== GIVEN DATA ==

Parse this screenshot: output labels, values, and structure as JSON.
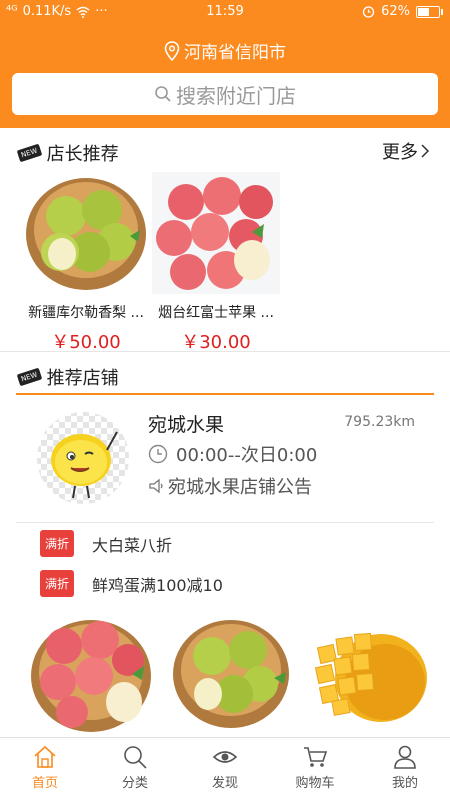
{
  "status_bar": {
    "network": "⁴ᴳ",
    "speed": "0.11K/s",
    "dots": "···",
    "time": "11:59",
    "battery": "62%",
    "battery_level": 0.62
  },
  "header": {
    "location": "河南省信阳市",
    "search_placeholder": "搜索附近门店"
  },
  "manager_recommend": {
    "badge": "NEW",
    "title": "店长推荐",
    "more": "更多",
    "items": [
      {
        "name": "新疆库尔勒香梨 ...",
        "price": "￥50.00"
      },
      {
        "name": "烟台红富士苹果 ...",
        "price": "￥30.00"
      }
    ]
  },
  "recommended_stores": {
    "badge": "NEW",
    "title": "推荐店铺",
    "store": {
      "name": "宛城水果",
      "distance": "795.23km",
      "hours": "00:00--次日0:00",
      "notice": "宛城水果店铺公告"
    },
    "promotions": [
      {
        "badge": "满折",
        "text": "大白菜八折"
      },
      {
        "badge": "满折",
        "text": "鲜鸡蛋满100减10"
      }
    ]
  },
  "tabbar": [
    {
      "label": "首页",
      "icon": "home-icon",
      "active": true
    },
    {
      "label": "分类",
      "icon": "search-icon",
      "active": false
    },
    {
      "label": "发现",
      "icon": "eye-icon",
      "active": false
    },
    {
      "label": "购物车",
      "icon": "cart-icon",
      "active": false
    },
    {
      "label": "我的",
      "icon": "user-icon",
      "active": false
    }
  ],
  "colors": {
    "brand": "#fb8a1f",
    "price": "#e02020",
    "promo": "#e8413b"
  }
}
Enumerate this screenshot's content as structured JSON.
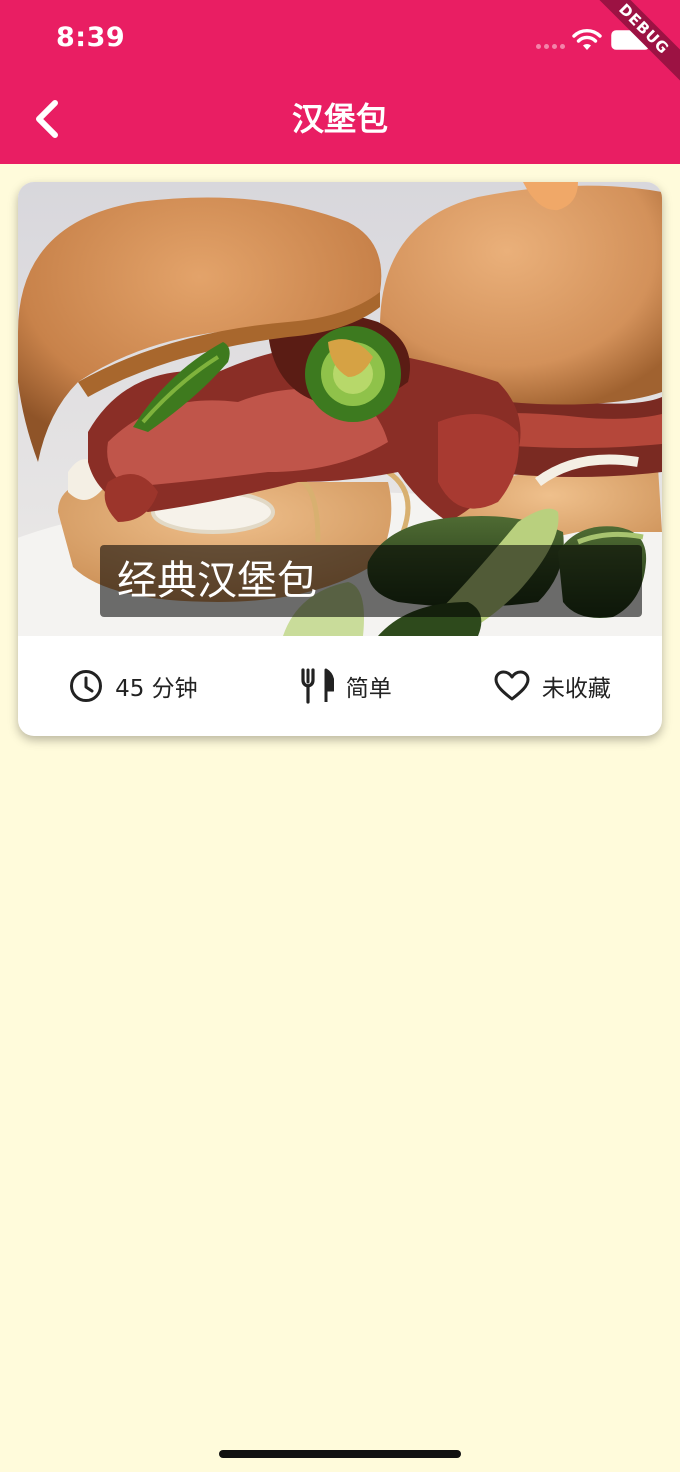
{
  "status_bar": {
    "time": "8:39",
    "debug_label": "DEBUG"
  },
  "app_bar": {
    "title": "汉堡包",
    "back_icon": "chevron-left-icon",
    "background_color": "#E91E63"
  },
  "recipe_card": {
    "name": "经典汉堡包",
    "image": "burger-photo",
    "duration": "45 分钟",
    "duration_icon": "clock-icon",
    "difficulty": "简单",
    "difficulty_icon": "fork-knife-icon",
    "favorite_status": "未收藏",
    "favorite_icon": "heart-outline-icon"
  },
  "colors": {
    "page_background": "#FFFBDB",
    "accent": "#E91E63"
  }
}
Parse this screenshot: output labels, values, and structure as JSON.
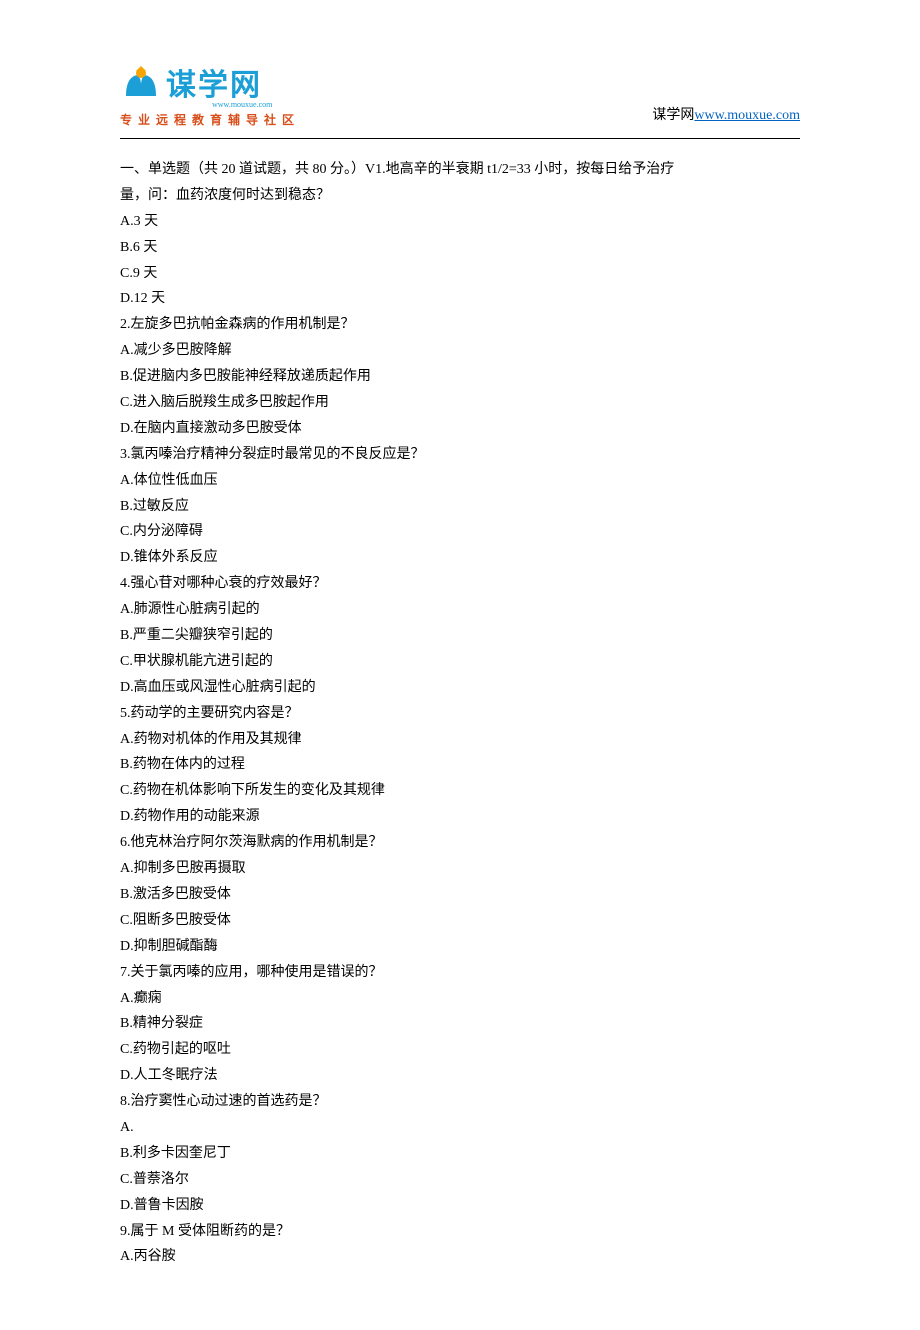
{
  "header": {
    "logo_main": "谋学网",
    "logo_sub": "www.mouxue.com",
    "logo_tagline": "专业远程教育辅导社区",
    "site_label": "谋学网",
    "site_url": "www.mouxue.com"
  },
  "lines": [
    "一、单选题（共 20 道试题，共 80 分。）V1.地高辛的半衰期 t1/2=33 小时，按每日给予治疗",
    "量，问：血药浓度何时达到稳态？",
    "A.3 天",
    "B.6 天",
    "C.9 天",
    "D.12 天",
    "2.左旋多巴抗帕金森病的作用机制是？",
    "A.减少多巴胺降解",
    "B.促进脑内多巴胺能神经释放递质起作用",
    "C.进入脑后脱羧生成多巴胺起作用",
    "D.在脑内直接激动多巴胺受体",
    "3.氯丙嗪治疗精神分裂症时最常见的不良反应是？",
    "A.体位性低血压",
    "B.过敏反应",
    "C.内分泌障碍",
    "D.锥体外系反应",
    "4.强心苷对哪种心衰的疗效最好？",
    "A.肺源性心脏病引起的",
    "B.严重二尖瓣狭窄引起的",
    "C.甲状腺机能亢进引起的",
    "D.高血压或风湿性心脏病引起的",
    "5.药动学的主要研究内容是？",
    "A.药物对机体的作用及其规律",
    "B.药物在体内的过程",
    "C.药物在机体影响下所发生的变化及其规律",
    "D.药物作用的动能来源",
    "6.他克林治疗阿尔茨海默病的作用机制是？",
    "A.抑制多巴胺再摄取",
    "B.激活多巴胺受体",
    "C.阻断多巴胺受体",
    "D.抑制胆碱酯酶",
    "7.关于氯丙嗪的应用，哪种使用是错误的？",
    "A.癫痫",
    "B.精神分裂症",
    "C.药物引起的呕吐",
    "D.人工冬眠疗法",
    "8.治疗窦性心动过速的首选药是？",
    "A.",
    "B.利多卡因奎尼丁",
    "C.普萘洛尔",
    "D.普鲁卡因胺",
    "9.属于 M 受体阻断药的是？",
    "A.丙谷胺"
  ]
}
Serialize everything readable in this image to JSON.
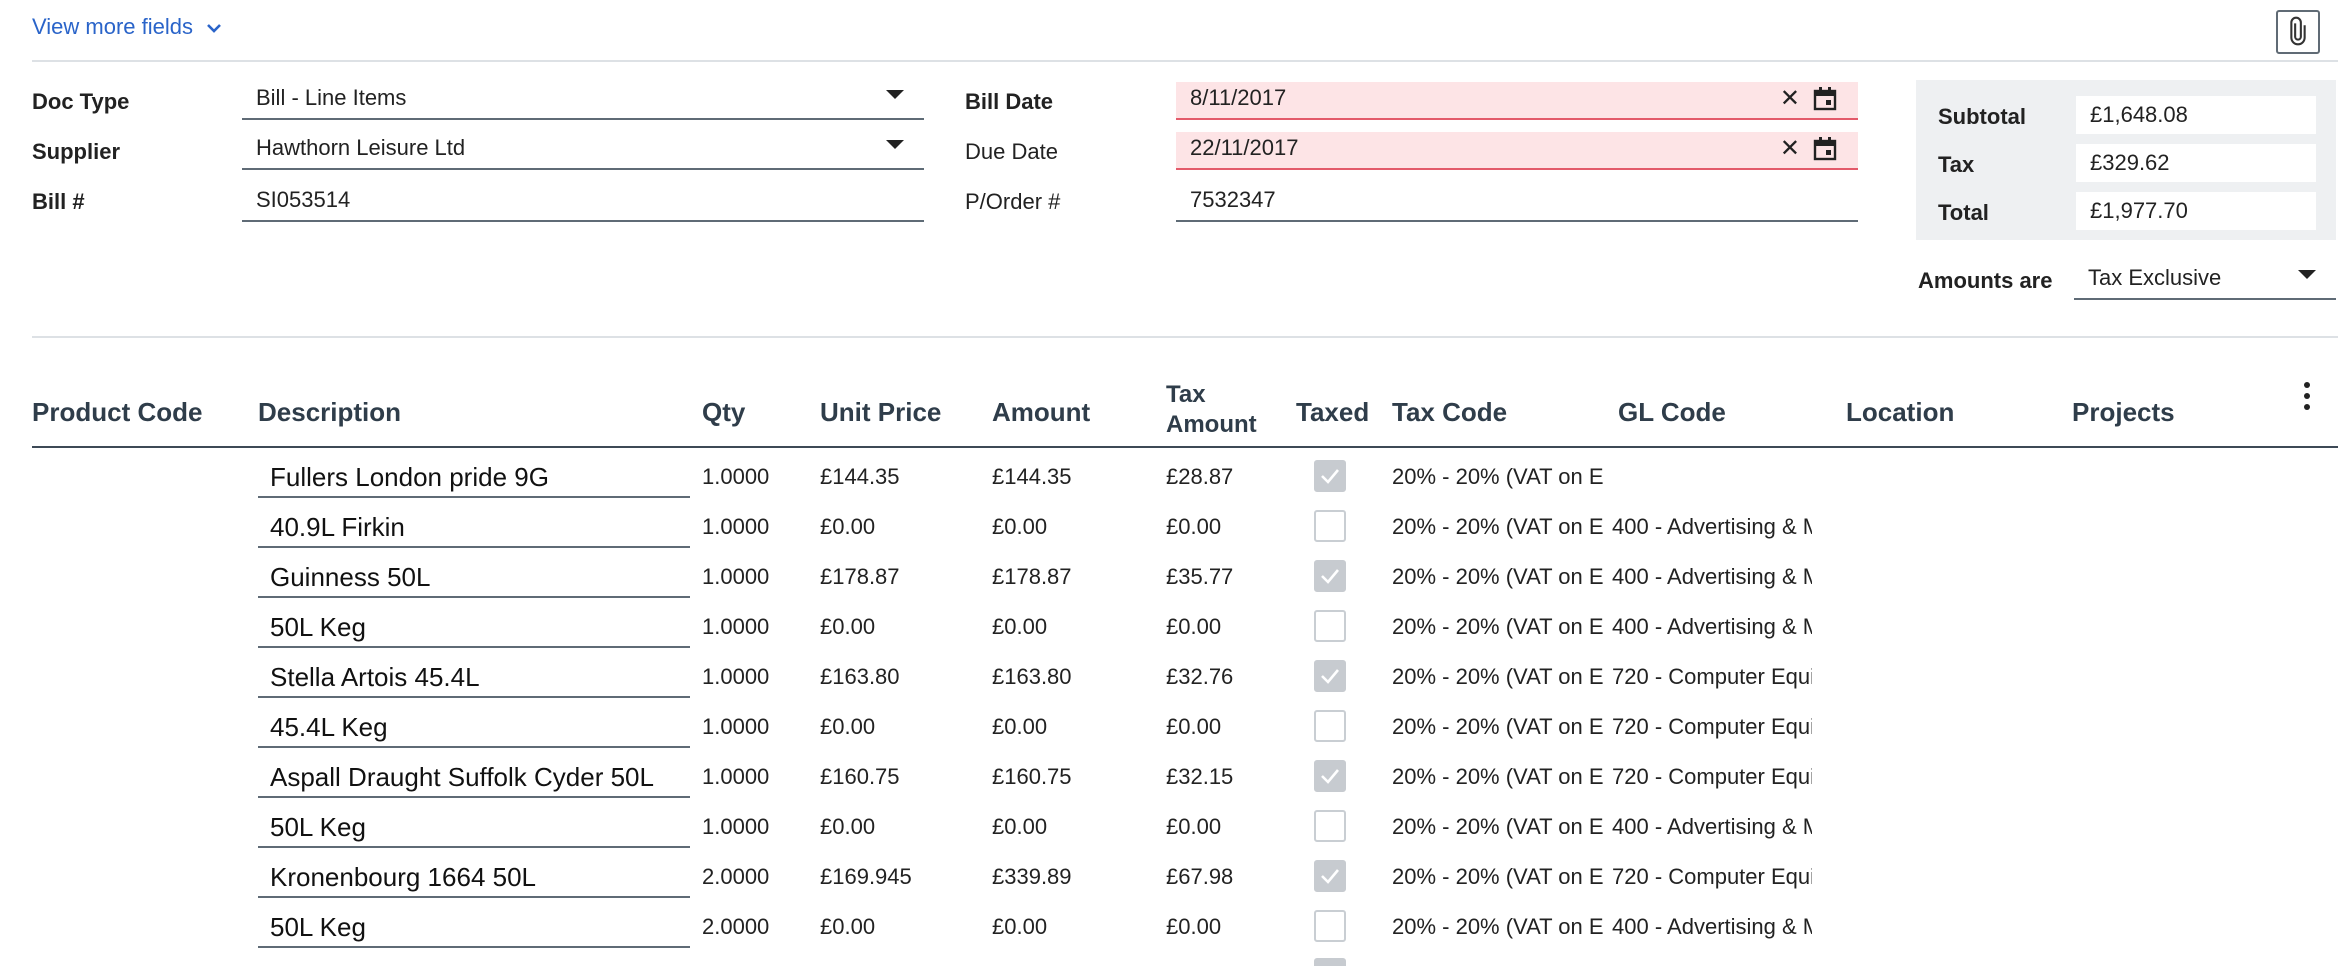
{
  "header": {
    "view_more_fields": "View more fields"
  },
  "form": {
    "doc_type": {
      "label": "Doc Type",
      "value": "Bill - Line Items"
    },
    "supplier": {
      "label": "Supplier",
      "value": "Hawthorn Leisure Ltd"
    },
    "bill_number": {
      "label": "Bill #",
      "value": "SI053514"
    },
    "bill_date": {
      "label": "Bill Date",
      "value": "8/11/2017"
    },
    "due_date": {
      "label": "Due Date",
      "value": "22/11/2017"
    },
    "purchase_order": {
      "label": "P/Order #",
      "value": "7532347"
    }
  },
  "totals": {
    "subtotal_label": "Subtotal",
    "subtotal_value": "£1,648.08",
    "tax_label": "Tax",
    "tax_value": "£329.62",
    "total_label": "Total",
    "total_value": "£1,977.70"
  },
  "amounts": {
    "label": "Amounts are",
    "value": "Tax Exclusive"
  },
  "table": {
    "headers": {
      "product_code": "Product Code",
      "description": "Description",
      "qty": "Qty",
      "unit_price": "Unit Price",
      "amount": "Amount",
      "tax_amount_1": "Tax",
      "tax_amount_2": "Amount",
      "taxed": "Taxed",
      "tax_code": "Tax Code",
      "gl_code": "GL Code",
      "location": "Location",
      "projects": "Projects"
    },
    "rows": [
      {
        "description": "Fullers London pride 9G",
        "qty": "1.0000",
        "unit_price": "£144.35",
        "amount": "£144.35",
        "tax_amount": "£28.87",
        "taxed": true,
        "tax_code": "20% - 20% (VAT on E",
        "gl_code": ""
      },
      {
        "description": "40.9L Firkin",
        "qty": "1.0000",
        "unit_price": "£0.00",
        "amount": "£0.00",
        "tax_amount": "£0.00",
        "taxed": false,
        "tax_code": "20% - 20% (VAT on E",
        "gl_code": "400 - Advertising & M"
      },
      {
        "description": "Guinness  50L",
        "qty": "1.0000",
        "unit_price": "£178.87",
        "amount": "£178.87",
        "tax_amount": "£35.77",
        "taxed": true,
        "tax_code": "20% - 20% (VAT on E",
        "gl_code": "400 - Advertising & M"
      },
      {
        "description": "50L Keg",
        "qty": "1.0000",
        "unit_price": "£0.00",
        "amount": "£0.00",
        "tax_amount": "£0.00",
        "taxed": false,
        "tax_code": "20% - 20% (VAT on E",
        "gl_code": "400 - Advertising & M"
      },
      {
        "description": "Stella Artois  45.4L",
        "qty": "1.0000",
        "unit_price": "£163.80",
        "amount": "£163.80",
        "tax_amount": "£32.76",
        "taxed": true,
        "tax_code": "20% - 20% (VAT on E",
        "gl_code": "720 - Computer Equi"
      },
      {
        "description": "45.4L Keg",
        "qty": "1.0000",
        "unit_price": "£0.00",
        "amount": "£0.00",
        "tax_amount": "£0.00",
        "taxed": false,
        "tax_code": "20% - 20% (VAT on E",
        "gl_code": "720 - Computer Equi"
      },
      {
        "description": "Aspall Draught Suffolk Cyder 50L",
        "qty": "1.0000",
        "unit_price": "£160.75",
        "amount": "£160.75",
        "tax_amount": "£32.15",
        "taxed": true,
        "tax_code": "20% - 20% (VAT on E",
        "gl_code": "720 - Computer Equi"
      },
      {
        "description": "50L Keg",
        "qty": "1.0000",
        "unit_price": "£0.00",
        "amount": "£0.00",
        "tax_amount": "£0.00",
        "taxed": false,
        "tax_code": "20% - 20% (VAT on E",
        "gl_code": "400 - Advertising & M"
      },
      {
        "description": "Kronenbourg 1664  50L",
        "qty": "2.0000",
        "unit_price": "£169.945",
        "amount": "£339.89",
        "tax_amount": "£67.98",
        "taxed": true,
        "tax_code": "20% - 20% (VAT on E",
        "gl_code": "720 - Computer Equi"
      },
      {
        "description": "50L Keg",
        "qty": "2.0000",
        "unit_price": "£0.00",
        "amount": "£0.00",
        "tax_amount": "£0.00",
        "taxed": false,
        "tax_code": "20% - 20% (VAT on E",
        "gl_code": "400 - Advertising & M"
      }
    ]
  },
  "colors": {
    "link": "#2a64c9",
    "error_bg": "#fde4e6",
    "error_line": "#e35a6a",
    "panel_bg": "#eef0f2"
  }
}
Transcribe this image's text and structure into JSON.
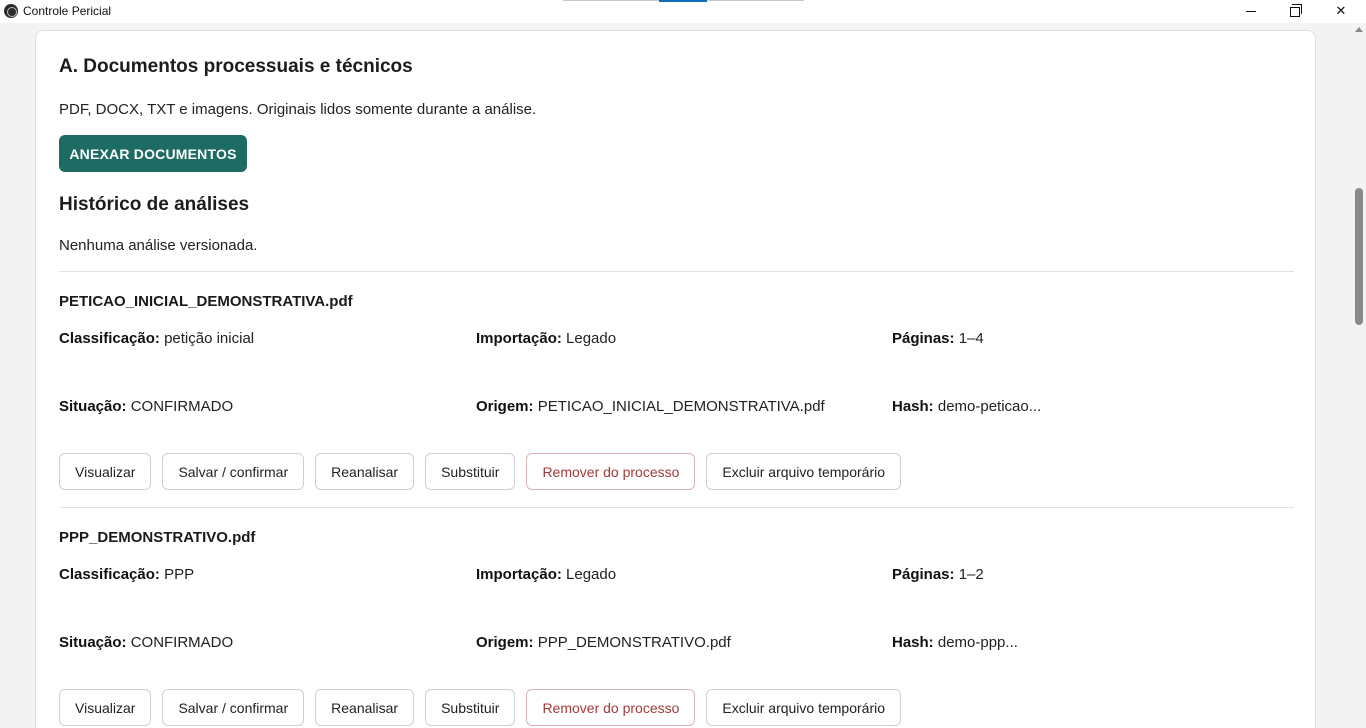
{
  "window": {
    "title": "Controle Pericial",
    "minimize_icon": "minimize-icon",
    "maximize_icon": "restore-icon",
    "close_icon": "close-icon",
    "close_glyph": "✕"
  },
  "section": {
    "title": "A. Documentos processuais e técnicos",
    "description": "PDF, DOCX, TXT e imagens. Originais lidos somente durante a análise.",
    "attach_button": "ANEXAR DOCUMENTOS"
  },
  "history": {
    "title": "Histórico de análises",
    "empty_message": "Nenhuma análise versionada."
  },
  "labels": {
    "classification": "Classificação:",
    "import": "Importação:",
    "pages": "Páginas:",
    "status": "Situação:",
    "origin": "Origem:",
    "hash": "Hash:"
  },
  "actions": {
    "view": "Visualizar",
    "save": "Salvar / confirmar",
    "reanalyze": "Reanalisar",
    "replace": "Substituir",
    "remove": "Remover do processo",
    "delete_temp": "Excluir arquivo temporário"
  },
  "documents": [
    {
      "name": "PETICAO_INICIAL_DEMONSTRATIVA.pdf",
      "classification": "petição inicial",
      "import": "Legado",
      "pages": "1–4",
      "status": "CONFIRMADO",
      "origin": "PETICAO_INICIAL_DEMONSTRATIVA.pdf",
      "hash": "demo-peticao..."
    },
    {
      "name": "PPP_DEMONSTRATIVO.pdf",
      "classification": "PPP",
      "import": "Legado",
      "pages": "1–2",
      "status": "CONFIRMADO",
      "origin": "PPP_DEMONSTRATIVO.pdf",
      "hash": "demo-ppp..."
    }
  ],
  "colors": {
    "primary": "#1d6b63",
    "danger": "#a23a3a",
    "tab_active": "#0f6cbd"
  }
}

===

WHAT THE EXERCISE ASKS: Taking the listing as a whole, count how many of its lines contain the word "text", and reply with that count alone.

FINISHED TASK: 3